_RECORDS SUPPLIED:_
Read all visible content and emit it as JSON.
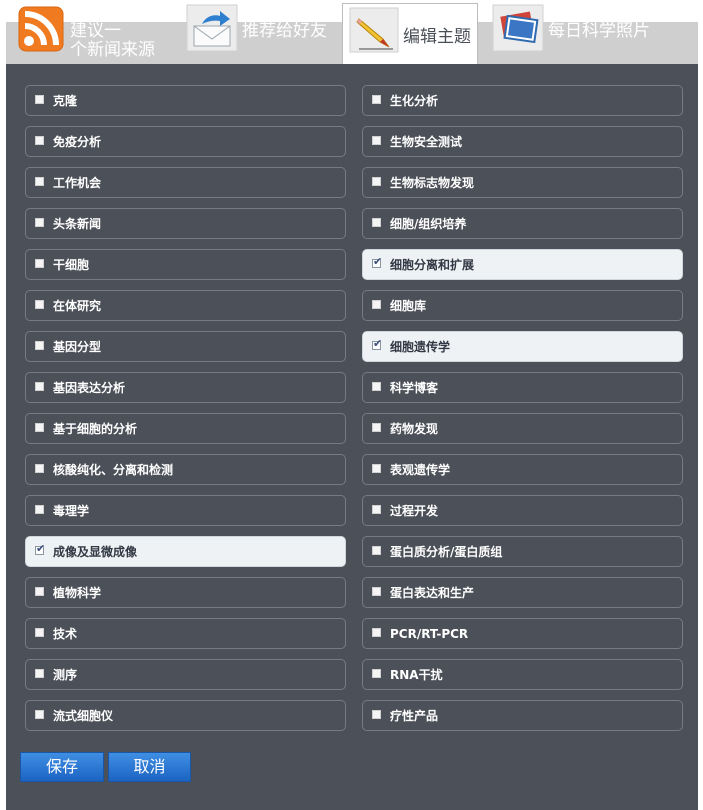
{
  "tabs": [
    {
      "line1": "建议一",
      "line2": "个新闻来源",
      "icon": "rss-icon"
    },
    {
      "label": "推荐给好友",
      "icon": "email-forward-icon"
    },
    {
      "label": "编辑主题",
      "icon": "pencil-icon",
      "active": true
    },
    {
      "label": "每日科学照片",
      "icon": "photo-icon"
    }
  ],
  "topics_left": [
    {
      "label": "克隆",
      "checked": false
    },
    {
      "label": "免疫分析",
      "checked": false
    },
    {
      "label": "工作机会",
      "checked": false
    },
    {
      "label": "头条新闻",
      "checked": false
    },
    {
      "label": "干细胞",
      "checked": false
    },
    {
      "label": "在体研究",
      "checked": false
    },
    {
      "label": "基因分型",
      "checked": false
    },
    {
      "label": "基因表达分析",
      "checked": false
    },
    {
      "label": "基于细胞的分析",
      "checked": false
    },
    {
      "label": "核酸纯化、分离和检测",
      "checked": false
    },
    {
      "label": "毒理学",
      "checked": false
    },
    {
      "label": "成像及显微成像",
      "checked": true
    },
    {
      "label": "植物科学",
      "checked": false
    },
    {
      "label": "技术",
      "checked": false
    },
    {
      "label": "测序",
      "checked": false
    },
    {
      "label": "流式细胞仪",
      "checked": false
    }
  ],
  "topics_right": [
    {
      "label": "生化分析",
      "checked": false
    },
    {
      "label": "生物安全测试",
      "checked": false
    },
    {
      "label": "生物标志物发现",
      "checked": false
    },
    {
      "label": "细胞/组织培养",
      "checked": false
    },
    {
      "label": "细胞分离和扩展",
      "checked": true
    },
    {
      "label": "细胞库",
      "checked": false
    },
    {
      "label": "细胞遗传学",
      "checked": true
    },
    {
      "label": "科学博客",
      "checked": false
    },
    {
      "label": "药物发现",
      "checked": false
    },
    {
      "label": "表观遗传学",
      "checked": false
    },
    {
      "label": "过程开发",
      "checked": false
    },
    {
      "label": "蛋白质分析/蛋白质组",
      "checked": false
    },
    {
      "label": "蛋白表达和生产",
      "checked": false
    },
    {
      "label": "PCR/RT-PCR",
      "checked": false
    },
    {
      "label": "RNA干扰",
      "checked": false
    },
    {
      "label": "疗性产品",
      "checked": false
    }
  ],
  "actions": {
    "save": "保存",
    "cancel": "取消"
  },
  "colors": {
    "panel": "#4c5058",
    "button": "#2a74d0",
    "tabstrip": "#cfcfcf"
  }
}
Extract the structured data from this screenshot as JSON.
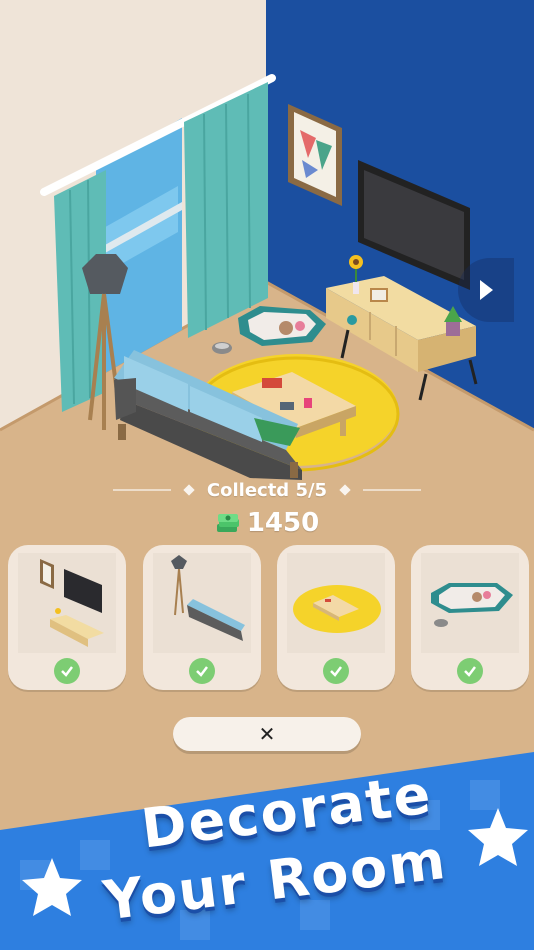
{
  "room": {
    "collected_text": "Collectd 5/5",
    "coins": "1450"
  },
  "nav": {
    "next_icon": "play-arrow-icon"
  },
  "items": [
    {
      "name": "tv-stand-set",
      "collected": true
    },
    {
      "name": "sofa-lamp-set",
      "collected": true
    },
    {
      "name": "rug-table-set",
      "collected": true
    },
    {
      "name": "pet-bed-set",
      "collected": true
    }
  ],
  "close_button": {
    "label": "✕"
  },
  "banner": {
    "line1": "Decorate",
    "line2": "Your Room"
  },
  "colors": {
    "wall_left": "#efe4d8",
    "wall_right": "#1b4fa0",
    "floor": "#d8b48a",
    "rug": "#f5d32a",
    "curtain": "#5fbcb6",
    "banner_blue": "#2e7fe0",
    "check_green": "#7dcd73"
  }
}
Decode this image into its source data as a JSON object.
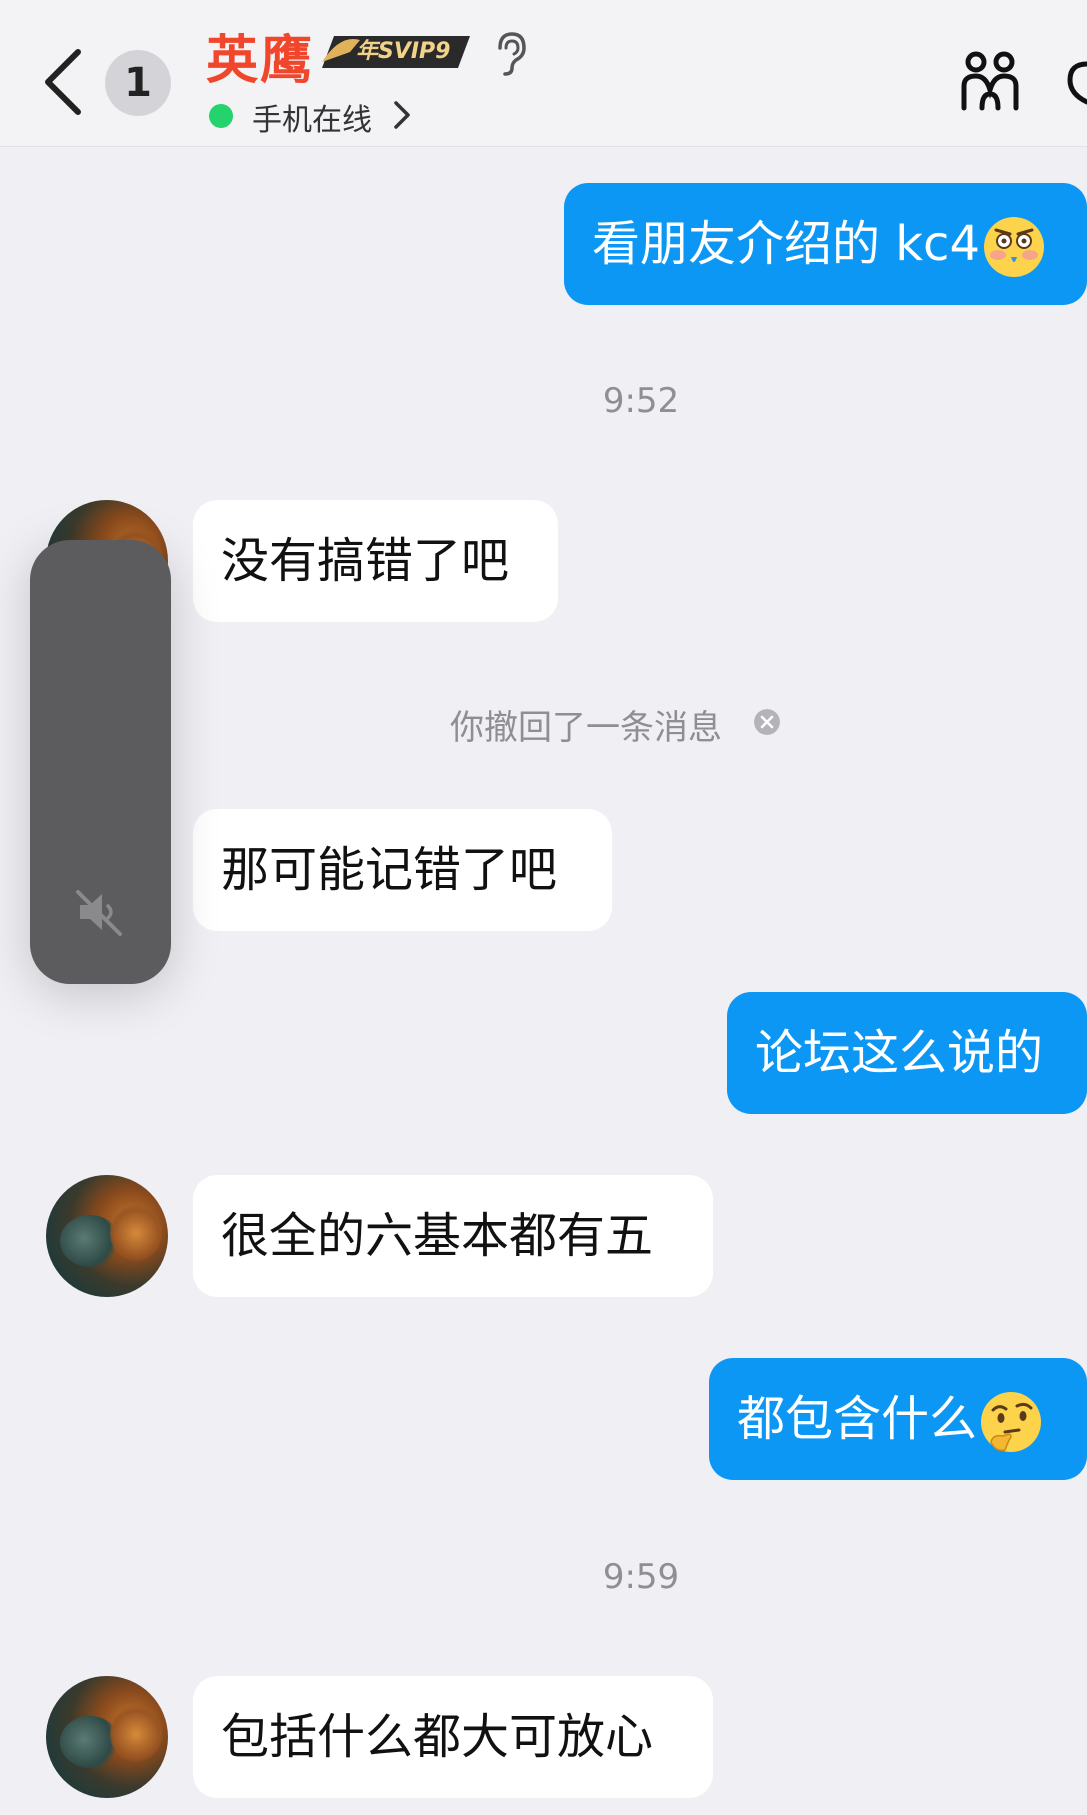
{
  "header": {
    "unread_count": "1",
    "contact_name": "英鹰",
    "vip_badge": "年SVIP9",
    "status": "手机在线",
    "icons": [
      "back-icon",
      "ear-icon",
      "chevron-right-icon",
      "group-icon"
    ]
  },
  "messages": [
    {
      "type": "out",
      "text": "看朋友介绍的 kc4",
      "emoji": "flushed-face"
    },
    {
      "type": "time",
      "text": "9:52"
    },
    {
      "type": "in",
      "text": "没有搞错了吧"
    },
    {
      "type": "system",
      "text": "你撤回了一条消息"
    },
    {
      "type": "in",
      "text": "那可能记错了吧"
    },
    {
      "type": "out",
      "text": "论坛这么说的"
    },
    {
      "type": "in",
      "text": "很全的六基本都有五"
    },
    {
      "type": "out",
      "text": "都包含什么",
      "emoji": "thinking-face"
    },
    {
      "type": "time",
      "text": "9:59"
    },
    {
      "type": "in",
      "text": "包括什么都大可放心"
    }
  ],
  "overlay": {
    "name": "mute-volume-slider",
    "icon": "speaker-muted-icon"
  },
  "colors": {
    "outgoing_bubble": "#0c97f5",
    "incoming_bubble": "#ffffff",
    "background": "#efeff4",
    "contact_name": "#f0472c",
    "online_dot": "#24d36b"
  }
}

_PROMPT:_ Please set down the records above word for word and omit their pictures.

_SOLUTION TO THE EXERCISE:_
Read all visible content and emit it as JSON.
{
  "tabs": [
    {
      "line1": "建议一",
      "line2": "个新闻来源",
      "icon": "rss-icon"
    },
    {
      "label": "推荐给好友",
      "icon": "email-forward-icon"
    },
    {
      "label": "编辑主题",
      "icon": "pencil-icon",
      "active": true
    },
    {
      "label": "每日科学照片",
      "icon": "photo-icon"
    }
  ],
  "topics_left": [
    {
      "label": "克隆",
      "checked": false
    },
    {
      "label": "免疫分析",
      "checked": false
    },
    {
      "label": "工作机会",
      "checked": false
    },
    {
      "label": "头条新闻",
      "checked": false
    },
    {
      "label": "干细胞",
      "checked": false
    },
    {
      "label": "在体研究",
      "checked": false
    },
    {
      "label": "基因分型",
      "checked": false
    },
    {
      "label": "基因表达分析",
      "checked": false
    },
    {
      "label": "基于细胞的分析",
      "checked": false
    },
    {
      "label": "核酸纯化、分离和检测",
      "checked": false
    },
    {
      "label": "毒理学",
      "checked": false
    },
    {
      "label": "成像及显微成像",
      "checked": true
    },
    {
      "label": "植物科学",
      "checked": false
    },
    {
      "label": "技术",
      "checked": false
    },
    {
      "label": "测序",
      "checked": false
    },
    {
      "label": "流式细胞仪",
      "checked": false
    }
  ],
  "topics_right": [
    {
      "label": "生化分析",
      "checked": false
    },
    {
      "label": "生物安全测试",
      "checked": false
    },
    {
      "label": "生物标志物发现",
      "checked": false
    },
    {
      "label": "细胞/组织培养",
      "checked": false
    },
    {
      "label": "细胞分离和扩展",
      "checked": true
    },
    {
      "label": "细胞库",
      "checked": false
    },
    {
      "label": "细胞遗传学",
      "checked": true
    },
    {
      "label": "科学博客",
      "checked": false
    },
    {
      "label": "药物发现",
      "checked": false
    },
    {
      "label": "表观遗传学",
      "checked": false
    },
    {
      "label": "过程开发",
      "checked": false
    },
    {
      "label": "蛋白质分析/蛋白质组",
      "checked": false
    },
    {
      "label": "蛋白表达和生产",
      "checked": false
    },
    {
      "label": "PCR/RT-PCR",
      "checked": false
    },
    {
      "label": "RNA干扰",
      "checked": false
    },
    {
      "label": "疗性产品",
      "checked": false
    }
  ],
  "actions": {
    "save": "保存",
    "cancel": "取消"
  },
  "colors": {
    "panel": "#4c5058",
    "button": "#2a74d0",
    "tabstrip": "#cfcfcf"
  }
}
Extract the structured data from this screenshot as JSON.
{
  "room": {
    "collected_text": "Collectd 5/5",
    "coins": "1450"
  },
  "nav": {
    "next_icon": "play-arrow-icon"
  },
  "items": [
    {
      "name": "tv-stand-set",
      "collected": true
    },
    {
      "name": "sofa-lamp-set",
      "collected": true
    },
    {
      "name": "rug-table-set",
      "collected": true
    },
    {
      "name": "pet-bed-set",
      "collected": true
    }
  ],
  "close_button": {
    "label": "✕"
  },
  "banner": {
    "line1": "Decorate",
    "line2": "Your Room"
  },
  "colors": {
    "wall_left": "#efe4d8",
    "wall_right": "#1b4fa0",
    "floor": "#d8b48a",
    "rug": "#f5d32a",
    "curtain": "#5fbcb6",
    "banner_blue": "#2e7fe0",
    "check_green": "#7dcd73"
  }
}
Decode this image into its source data as a JSON object.
{
  "header": {
    "unread_count": "1",
    "contact_name": "英鹰",
    "vip_badge": "年SVIP9",
    "status": "手机在线",
    "icons": [
      "back-icon",
      "ear-icon",
      "chevron-right-icon",
      "group-icon"
    ]
  },
  "messages": [
    {
      "type": "out",
      "text": "看朋友介绍的 kc4",
      "emoji": "flushed-face"
    },
    {
      "type": "time",
      "text": "9:52"
    },
    {
      "type": "in",
      "text": "没有搞错了吧"
    },
    {
      "type": "system",
      "text": "你撤回了一条消息"
    },
    {
      "type": "in",
      "text": "那可能记错了吧"
    },
    {
      "type": "out",
      "text": "论坛这么说的"
    },
    {
      "type": "in",
      "text": "很全的六基本都有五"
    },
    {
      "type": "out",
      "text": "都包含什么",
      "emoji": "thinking-face"
    },
    {
      "type": "time",
      "text": "9:59"
    },
    {
      "type": "in",
      "text": "包括什么都大可放心"
    }
  ],
  "overlay": {
    "name": "mute-volume-slider",
    "icon": "speaker-muted-icon"
  },
  "colors": {
    "outgoing_bubble": "#0c97f5",
    "incoming_bubble": "#ffffff",
    "background": "#efeff4",
    "contact_name": "#f0472c",
    "online_dot": "#24d36b"
  }
}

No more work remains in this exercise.